A natural frame like a window, looking through railing poles, or curved tree branches; where an object would be surrounded in a sight that may be expected “naturally”.

An unnatural frame where something has been constructed, placed, or held up to the camera.

An implied frame where there is no literal frame, just a use of shadows and other compositional elements to ‘surround’ the subject.

Completeness

Is all of the subject visible? Is any part not visible implied in existence, like the top of a head. For the parts not visible, is it uncertain what is out of frame? like just how far down an iceburg goes, or how large a crowd is in an image of a close-up of a few people marching.

If somebody is reacting from something, is that something visible?

If a baseball pitcher throws a ball, do we see the ball, or just the pitcher’s posture?

It’s All Relative

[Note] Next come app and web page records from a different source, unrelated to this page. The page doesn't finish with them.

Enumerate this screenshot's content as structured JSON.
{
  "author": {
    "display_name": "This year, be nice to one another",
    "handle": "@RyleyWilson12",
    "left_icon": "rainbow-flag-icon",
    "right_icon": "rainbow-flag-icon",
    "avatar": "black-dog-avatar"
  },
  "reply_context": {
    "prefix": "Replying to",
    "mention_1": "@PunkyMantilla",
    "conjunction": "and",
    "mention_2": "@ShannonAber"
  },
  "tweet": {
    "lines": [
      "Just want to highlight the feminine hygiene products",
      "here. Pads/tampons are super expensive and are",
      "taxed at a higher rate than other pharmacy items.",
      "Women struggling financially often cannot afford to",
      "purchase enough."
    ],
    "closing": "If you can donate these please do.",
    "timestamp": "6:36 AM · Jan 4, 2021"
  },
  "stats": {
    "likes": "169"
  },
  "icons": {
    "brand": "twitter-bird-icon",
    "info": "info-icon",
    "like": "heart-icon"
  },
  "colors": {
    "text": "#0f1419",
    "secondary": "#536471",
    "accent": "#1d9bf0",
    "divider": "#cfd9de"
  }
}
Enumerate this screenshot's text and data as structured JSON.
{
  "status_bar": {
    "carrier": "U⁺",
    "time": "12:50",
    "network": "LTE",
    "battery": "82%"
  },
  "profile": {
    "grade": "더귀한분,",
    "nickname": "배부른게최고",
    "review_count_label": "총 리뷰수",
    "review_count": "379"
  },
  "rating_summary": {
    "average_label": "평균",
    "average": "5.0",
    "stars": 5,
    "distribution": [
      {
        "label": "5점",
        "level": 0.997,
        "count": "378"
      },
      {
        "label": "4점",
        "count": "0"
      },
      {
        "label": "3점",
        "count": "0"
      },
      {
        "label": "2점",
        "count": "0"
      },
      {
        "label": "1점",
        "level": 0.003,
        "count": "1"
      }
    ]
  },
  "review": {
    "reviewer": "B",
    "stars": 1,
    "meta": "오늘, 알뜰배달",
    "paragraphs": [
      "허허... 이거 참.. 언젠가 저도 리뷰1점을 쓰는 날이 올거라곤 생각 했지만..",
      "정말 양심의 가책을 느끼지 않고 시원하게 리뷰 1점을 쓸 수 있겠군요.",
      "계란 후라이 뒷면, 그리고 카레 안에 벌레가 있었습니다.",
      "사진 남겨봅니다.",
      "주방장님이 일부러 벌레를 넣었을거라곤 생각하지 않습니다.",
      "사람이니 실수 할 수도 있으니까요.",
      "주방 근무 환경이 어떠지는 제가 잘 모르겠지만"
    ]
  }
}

I skipped many of the hypothetical questions because they are all the same:
Is this the most [blank] thing in the image? Is is the brightest? The darkest? The only thing in focus? Is it the closest thing to the camera? The furthest? Does it break a pattern? These questions one can ask themselves about almost everything on this list when considering why an image does or does not work, and what to do about it.

Rule Of Thirds

The rule of thirds is perhaps the most fundamental rule of image making there is.

First, let’s look at some examples of photos that use the rule of thirds. Check out the following site (occasionally updated by yours truly) for a whole pile of example photos that follow this compositional guideline.

Rule Of Thirds With Bird Dot Tumblr Dot Com

What Is The Rule Of Thirds?

Fold a piece of paper into thirds. Do it again the other way. You know have a tic-tac-toe board of sorts, on the image. The lines and intersectiosn made by the creases, those are the third lines.

When humans look at rectangles, we tend to look at these points and lines first. We also tend to observe things that fall on these lines more than things that don’t.

This image (shot on an Olympus OM-1) puts the ladder on the left third line.

How To Use The Rule Of Thirds

Thus, when we are trying to figure out where in the frame to put something, the simple rule is this: Put it on the third. On an intersection or line.

Landscape? Don’t put the horizon line in the center, this is uncomfortable. Move it to the top or botton third line!

This image puts the horizon line, blurry as it is, on the bottom third. The subject is, of course, on the left; and their face on the top-left intersection.

Taking a close up photo of a face? Too big to put it on a third? Put the eyes on the top third. Done, now worry about something else, like the expression or the lighting.

The Rule Of Thirds is Everywhere

This rule is considered by many to be the most fundamental guideline (concrete, actionable guideline) when taking a photos. When you crop a photo in most software, thirds lines appear to help you decide. Most cameras allow you to put third lines over your viewfinder/preview to see while taking pictures.

In this photo, the subjets are on the bottom-right third line, the road on the bottom line, and the building horizon is about the top third line. I didn’t think about any of this when I took this photo, I just saw the evening light providing a rim light around my friends, a nice scene of a city; I dropped back a few steps, pulled my Olympus XA out of my pocket, and snapped the photo.

Break This Rule

Of course, with such a fundamental rule, it will get broken. All the time. I encourage you to break it! Break it on purpose, as an exercise in understanding other compositional elements, as they must be present to “take over” from this rule, which can largely be a starting point.

The easiest example is scenes with symmetry, or stronger compositional elements that matter more – like leading lines, or the photographer’s physical restrictions (I couldn’t go there, or get close enough, etc).

In this photo, the leading lines mattered more.

The second reason to break it is, by breaking it, you can draw a lot of attention to the object that “doesn’t fit”. Big pictures of walls with a subject in the corner, for example.

Videos On The Rule Of Thirds